by Steven Ertelt
December 18, 2005
Washington, DC (LifeNews.com) — Nancy Keenan, a former Montana politician, is marking her one year anniversary with the national pro-abortion group NARAL, though her tenure has not been without controversy.
After serving as Montana’s Superintendent of Public Instruction and losing a Congressional battle against a pro-life candidate, NARAL tapped Keenan to replace longtime spokeswoman Kate Michaelman, who had been the face of the group for years.
Referring to the Supreme Court battles over John Roberts and Samuel Alito, Keenan told the Helena Independent Record about being picked to lead NARAL, “I believe that I am here for a particular reason for this time in history."
“I think there is a reason that I didn’t win [the Congressional race],” she said. “Because of that I’m here in this job today. One door closes and another door opens, and that’s how I kind of see life. You don’t look back and wring your hands and wonder what if. You move on. I am just quite elated to be here.”
Keenan told the Helena newspaper she’s leading the pro-abortion group at one of the most important times in its history.
Se says if Alito is confirmed to the high court, “if they do not immediately overturn Roe, they will dismantle Roe and the protections we have had, to not have politicians involved in making these decisions about our reproductive lives.”
But Keenan’s tenure has not been without controversy.
NARAL was forced to pull a television commercial slamming Roberts that implied he submitted a legal brief supporting the bombing of an abortion business.
In fact, Roberts supported a position that a racketeering law should not be used to punish pro-life protesters — a position the Supreme Court agreed with on an 8-1 decision. The photos of the abortion bombing appearing in the ad, came eight years after Roberts wrote the brief.
Keenan is also accused of falsifying a battle with the Catholic church.
In interviews after NARAL selected her, she claimed she "stood up" to pressure from the Catholic Church in Montana after she spoke publicly at a pro-abortion rally fifteen years ago.
Keenan claimed a bishop excommunicated her from the church after the rally, but in reality, Keenan met with the bishop privately and his told her the pro-abortion view was out of step with church teaching. She was never prevented from attending a Catholic church.
During the battle earlier this year over choosing a new head of the national Democratic Party, Keenan came under fire for pledging to meet with pro-life former Congressman Tim Roemer. Later she canceled the commitment and met only with the other candidates, all of whom backed abortion.

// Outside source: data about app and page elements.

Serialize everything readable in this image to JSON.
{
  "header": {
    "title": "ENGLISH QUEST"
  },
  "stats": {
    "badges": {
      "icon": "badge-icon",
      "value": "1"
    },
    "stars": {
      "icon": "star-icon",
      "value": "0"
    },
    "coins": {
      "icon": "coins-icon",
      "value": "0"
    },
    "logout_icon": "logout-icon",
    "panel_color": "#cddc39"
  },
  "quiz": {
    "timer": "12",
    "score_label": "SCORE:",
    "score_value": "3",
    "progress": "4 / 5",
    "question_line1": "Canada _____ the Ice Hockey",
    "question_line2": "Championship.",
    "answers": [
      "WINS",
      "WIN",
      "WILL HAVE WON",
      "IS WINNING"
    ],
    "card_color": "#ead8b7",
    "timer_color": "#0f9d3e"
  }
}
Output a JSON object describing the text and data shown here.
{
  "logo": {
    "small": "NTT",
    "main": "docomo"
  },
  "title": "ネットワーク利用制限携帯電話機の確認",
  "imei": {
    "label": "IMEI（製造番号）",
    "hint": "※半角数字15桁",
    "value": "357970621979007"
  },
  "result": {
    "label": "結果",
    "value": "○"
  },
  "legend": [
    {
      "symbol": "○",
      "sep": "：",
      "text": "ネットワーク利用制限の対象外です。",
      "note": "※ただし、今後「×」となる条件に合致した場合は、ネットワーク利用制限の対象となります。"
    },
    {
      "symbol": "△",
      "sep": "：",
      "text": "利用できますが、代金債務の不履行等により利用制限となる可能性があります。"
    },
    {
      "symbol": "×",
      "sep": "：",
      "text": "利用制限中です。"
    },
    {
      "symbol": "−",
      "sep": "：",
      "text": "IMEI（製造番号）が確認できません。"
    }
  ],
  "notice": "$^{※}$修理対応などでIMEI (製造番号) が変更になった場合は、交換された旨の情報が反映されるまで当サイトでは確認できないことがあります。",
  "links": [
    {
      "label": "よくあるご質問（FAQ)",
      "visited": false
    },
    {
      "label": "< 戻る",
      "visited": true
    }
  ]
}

Despite the controversies, Keenan told the Helena newspaper she vows to continue fighting for abortion and will "never say die."